It’s a great opportunity for retailers to go the extra mile by providing convenience to their consumers, but there are some points to keep in mind before jumping into the services fray:

  1. Choose your identity
    Retailers need to carefully consider what they want to be – or can be – to consumers in this emerging area. If service capabilities are not in the retailer’s wheelhouse, trying to create offerings in-house can be costly and is probably not for everyone. If a retailer decides it cannot create a desired service offering on its own – as many will – it needs to carefully consider who to partner with.
  2. Experience will pay off
    Those with strong brands and/or highly differentiated products will likely succeed in this arena because they can limit consumer options and avoid a race to the bottom. Offering value-added services will quickly come naturally to retailers that have been competing on this front for the last 10-15 years.
  3. Limit your exposure
    Smart retailers will look to segment customers and markets to offer this service profitably on a selective basis. Offering it at a nationwide scale in one go is a recipe for disaster and could result in losses in the current market landscape.
  4. Keep an eye on inventory
    Retailers experimenting with this market need to be careful about inventory deployment, as the desire to deliver everything fast and free will lead to inventory builds and its associated costs, including locked-up working capital.

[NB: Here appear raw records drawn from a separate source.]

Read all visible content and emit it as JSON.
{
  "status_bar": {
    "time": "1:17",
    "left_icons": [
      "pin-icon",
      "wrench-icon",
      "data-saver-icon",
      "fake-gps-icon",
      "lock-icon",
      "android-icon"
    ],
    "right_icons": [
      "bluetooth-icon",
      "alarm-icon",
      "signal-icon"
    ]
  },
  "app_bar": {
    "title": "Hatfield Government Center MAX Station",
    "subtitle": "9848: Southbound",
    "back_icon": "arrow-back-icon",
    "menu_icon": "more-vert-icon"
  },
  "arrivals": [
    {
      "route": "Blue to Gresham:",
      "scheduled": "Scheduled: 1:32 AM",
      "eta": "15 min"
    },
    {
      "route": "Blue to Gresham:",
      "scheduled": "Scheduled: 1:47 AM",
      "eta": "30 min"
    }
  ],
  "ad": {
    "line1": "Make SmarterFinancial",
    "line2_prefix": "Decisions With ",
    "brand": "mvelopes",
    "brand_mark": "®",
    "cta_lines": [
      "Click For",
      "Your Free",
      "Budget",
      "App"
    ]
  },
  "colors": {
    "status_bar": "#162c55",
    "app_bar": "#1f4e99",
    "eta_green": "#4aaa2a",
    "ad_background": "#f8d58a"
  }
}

Today’s consumers value convenience. So, as they get used to buying more and more things online, retailers will need to consider offering one-stop-shop solutions to earn customer loyalty. Brands that sell furniture, appliances, and other large products need to carefully weigh their strategic goals with consumer expectations and then evaluate whether providing services is the right tactical choice.